Thursday, September 2, 2021

Bike Overnight Aboard the Dahon Boardwalk


Loading up the Dahon Boardwalk for an overnight bike camping trip has been on my radar for a while now. With an upcoming vacation, it was one of my goals to access the viability of traveling by folding bike. 

The primary factors to figure out were baggage space and and bike handling. Could I carry enough gear to be comfortable plus ride without the added weight affecting steering?

I allowed two hours to pack my bike, loading the front purple bag several times, shifting straps, but eventually the solution was to add lightweight bulky items inside, tent poles and stakes in the rear sleeve, plus strapping the ground sheet on the exterior. I looped an extra webbed strap over the handlebars for extra support because all the weight is suspended from the handle bars.
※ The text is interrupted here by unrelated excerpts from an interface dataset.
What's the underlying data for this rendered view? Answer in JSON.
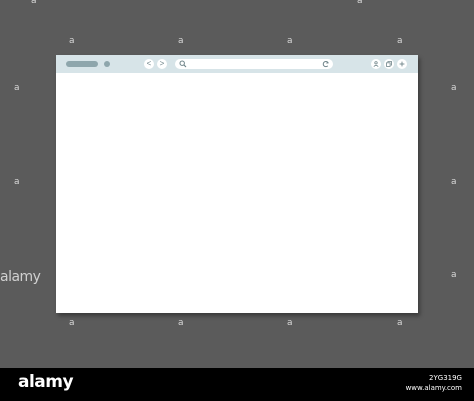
{
  "watermark": {
    "glyph": "a",
    "side_text": "alamy"
  },
  "browser": {
    "toolbar": {
      "back_glyph": "<",
      "forward_glyph": ">"
    },
    "address_bar": {
      "value": "",
      "left_icon": "search-icon",
      "right_icon": "reload-icon"
    },
    "window_buttons": [
      "user-icon",
      "copy-icon",
      "plus-icon"
    ],
    "colors": {
      "toolbar": "#d7e4e8",
      "controls": "#8ea6ac",
      "page": "#ffffff",
      "backdrop": "#5b5b5b"
    }
  },
  "footer": {
    "logo": "alamy",
    "image_id": "2YG319G",
    "site": "www.alamy.com"
  }
}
I'm happy that I had the foresight to add daisy chain webbing to the bag during construction as it allows maximum versatility. With the remaining portion of the tent compressed, it fit nicely behind the seatpost, snugged against the rack and attached with only one strap. I used a favorite short, lightweight duffel bag for most clothing and a sleeping quilt (more on that later), and stuffed the panniers with stove, pots, and remaining items wedged inside the panniers.

My husband and I set out from home - he, carrying his own gear - and crossed the causeway via the bike ferry, and cruised for the mostly flat 13 mile ride to Grand Isle State Park, a place I've camped at a few times. I was pleasantly surprised at how well the bike handled the weight. The front system didn't sway; the tent stayed in place and my legs cleared it fine. Obviously, the bike was slower, so riding in lower gears meant the bike handled like a touring machine!

We arrived at the campground without mishap, set up our tents, awkwardly as it turned out because the ground was basically all gravel. My husband used rocks to secure most of his free-standing tent while mine needed staking. Fortunately, I had brought new aluminum pegs that worked well enough, pounded with a rock. Next time, we'll ask for a grassy site!

We cooked dinner using both stoves. I had initial trouble with mine, a 25 year old Coleman screw onto gas cannister model, because it was in pieces, literally, when I collected gear the day before. But my son and I were able to put it back together, but didn't try it until camping the following day. With the second stove as backup, my Coleman functioned fine and we used both stoves for two meals.

It was a warm and humid evening, never dipping below 60F, so it wasn't an ideal climate to try a new sleeping arrangement, but my new Cosmic Quilt and repurposing a sleeping bag liner as a sheet, should be a better system for colder weather going forward. As it turns out, by trying to save weight with a super lightweight down bag which then was eventually supplemented with a liner, essentially a sack with drawstring opening, that in turn wasn't appropriate for my particular needs. I would often frantically throw off the covers to cool off and/or struggle to extract myself from the liner. The things we learn! The Cosmic Quilt was an inexpensive solution. It is synthetic and thicker, rated to colder temperatures, compressible, has a toe box to keep my feet warmer, and secures in place beneath my blow up mattress with adjustable and removable cords. I was able to toss and turn all night without the bag or liner sheet moving - a sleeping revelation! The quilt can also function, more or less, like a sleeping bag (because of the toe box) but, of course, without a zipper. This system should provide more warmth and versatility on future trips.

It rained early the next morning so I was thankful to have covered my front handle bar bag and panniers. But I began to think about rain and camping/traveling on a folding bike. How would I keep gear dry when traveling? The front bag, especially with external attachments and pockets, would be a challenge to cover. And the small panniers? What would I do, short of taking up internal space by stuffing items inside a plastic bag? The more I thought about it, the more I came to the conclusion that a multiday camping journey, which may include inclement weather and the need to carry extra clothing, was not suitable on a folding bike with my particular set up. 

My September vacation, which now includes my husband (yay!), and the real probability of riding dirt roads to avoid the more heavily traveled routes, means I'll be taking my Clementine. But I have proven it's possible to bike tour on the Dahon Boardwalk. My specialized baggage might be better utilized for carrying extra clothing and if staying indoors, and if needed, would have the opportunity to dry out. So many possibilities for future adventures!

We arrived home safely and thankfully avoided a rain shower - a successful adventure.